The unmanned SpaceX Dragon capsule performed a practice lap around the orbiting lab and checked out its communication and navigation systems.
Officials at the U.S. space agency, NASA, and the SpaceX company said the rendezvous went well, although test results still were being analyzed.
It is the first U.S. vessel to visit the space station since NASA's shuttles retired last summer — and the first private spacecraft to ever attempt a delivery. The Dragon is carrying 1,000 pounds (453 kilograms) of provisions.
The space station astronauts struggled with bad computer monitors and camera trouble as the Dragon zoomed toward them, but the problem did not hold up the operation.

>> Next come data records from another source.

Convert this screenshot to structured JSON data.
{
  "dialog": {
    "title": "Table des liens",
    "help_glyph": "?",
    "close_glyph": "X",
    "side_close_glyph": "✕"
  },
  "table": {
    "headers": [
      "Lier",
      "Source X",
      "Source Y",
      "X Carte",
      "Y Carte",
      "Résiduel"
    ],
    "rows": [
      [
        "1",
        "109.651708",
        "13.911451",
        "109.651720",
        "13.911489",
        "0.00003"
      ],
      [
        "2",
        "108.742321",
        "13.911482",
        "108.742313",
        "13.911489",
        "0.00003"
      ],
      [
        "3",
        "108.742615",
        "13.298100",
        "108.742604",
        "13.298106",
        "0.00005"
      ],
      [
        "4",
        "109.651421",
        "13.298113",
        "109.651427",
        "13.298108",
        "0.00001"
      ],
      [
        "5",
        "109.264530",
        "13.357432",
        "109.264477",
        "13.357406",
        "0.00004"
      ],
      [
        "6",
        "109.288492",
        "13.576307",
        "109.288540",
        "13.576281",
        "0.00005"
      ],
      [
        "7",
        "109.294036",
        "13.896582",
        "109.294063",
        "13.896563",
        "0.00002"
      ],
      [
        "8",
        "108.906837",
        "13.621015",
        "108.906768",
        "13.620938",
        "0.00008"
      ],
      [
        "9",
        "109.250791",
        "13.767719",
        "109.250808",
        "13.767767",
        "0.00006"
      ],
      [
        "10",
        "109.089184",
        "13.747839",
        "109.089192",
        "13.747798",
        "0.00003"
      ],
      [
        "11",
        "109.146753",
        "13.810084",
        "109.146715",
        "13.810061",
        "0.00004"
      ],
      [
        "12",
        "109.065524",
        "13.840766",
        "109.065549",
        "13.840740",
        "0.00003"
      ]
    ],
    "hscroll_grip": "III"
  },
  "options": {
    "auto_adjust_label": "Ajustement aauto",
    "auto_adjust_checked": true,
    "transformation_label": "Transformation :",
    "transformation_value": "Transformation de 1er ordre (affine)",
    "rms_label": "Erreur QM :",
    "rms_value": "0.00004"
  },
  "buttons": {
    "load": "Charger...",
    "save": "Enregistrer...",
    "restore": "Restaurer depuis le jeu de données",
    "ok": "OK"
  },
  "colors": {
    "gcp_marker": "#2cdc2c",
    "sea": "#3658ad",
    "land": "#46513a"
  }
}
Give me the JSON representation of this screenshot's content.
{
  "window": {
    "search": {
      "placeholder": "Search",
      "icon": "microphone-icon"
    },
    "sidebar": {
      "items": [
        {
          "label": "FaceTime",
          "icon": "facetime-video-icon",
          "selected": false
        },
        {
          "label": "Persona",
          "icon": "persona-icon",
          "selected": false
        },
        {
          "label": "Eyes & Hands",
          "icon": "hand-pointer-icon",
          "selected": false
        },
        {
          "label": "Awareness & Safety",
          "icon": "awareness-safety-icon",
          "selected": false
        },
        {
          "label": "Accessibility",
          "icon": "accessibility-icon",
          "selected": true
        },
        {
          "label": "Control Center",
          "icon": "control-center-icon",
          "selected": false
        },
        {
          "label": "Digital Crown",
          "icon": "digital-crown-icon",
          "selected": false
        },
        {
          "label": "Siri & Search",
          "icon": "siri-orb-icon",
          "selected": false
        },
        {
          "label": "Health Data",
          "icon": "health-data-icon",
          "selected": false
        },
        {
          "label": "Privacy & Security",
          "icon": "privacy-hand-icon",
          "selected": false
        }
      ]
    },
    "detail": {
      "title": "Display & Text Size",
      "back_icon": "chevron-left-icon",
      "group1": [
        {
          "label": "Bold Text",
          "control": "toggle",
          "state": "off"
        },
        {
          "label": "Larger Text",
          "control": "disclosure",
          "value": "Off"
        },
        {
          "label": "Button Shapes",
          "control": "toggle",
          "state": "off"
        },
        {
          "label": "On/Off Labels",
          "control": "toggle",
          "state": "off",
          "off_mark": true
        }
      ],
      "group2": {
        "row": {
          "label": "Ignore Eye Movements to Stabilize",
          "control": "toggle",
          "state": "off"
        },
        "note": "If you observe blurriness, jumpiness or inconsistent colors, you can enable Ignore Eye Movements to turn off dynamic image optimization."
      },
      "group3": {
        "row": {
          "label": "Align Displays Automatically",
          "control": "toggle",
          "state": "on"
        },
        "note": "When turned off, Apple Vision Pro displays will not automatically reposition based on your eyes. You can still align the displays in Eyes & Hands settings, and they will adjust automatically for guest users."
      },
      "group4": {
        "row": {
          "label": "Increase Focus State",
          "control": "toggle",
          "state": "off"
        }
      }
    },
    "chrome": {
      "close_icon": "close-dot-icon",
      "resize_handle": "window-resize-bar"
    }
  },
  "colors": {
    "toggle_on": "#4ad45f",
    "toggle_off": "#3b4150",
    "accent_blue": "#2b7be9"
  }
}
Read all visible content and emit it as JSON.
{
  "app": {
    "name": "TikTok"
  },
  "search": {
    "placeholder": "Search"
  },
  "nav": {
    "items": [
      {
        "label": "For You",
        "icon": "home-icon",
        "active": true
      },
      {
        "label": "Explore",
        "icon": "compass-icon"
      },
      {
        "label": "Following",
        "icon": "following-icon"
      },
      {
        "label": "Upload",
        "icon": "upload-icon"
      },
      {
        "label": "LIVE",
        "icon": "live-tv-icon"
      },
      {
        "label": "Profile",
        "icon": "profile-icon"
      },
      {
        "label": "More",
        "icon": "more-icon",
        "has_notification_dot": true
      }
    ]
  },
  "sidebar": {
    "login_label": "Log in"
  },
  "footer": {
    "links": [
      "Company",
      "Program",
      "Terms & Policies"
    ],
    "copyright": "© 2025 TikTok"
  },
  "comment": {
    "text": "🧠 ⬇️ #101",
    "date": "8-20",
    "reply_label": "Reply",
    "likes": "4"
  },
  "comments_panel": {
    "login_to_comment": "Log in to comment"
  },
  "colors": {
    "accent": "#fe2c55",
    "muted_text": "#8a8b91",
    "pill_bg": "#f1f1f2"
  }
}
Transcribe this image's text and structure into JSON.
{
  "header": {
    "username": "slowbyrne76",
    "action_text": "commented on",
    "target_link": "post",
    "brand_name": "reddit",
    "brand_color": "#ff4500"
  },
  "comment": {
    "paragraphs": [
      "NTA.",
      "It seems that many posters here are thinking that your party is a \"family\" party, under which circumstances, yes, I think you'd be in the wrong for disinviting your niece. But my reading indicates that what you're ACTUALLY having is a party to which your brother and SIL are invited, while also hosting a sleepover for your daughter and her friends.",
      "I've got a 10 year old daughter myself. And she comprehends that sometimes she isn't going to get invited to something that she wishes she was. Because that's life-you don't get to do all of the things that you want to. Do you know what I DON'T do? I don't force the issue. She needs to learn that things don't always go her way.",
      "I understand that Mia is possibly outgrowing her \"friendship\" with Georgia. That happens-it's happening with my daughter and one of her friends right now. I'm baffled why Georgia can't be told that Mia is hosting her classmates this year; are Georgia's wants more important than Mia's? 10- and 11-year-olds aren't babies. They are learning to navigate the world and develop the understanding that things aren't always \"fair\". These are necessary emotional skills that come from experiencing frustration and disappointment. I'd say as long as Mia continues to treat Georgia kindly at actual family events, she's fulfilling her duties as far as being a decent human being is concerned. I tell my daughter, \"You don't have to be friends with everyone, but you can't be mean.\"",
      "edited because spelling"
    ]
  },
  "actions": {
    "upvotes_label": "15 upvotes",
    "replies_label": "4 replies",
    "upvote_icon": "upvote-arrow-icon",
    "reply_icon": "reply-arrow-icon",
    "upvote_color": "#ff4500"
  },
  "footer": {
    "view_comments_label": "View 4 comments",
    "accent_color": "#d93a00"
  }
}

The astronauts successfully turned on Dragon's strobe light by remote control, but could not see it because of the sun glare and distance. The Dragon finally popped into camera view about 10 minutes later, appearing as a bright speck of light against the blackness of space, near the Earth's blue horizon. The two solar wings were clearly visible as the Dragon drew closer.
"Can nicely see the vehicle," Dutch spaceman Andre Kuipers said.
On Friday, two of the space station's six astronauts, Kuipers and Donald Pettit, will use the space station's robotic Canadarm2 to grab the Dragon and attach it to the complex. The crew will have a week to unload the contents before releasing the spacecraft for re-entry. It is the only supply ship designed to return to Earth with experiments and equipment; the others burn up in the atmosphere.
'The president just called to say congrats. Caller ID was blocked, so at first I thought it was a telemarketer.'—SpaceX's Elon Musk
It is the first U.S. vessel to visit the space station since NASA's shuttles retired last summer. The space station astronauts struggled with bad computer monitors and camera trouble as the Dragon zoomed toward them. A NASA spokesman in Cape Canaveral, Fla., said the problem would not hold up the operation.
SpaceX's near-term objective is to help stockpile the space station, joining Russia, Europe and Japan in resupply duties. In three or four more years, however, the California-based company run by the billionaire who co-founded PayPal, Elon Musk, hopes to be launching station astronauts.
It is the cornerstone of President Barack Obama's strategy for NASA: turning over orbital flights to private business so the space agency can concentrate on destinations farther afield, such as asteroids and the planet Mars.
Obama called Musk on Wednesday, a day after Dragon's flawless launch from Cape Canaveral aboard the company's Falcon 9 rocket.
"The president just called to say congrats. Caller ID was blocked, so at first I thought it was a telemarketer," Musk said via Twitter early Thursday. He ended his tweet with a smiley emoticon.
Musk monitored Thursday's operation from the SpaceX Mission Control in Hawthorne, Calif., where the company is based.
MacDonald, Dettwiler and Associates built the space station's Canadarm2, and vice-president Paul Cooper welcomed the private-sector involvement.
"I think the test flight of SpaceX actually is one of the first steps toward having good old-fashioned competition to create value in space activities," he told.
Cooper stressed the space station, which is the size of a football field, must keep its distance from any remotely controlled vessels that bring up supplies.
"You wouldn't want to have any opportunity for there to be a collision," he said.
"So the easiest way for that to be avoided is to have a plan in which the approach vehicle actually stops before it even touches the space station."
MDA's Dextre, a two-armed, $200-million robot that is also on the space station, will be hooked up to the robotic arm and its cameras will be used to inspect the capsule.
The space capsule will then be docked to the station and the food and supplies on board will be unloaded.
The space shuttles used to be the primary means of getting things to and from the space station. Discovery is now a museum relic, with Endeavour and Atlantis soon to follow.
Aboard the incoming Dragon — 5.8 metres tall and 3.7 metres across — are food, clothes, batteries and other space station gear.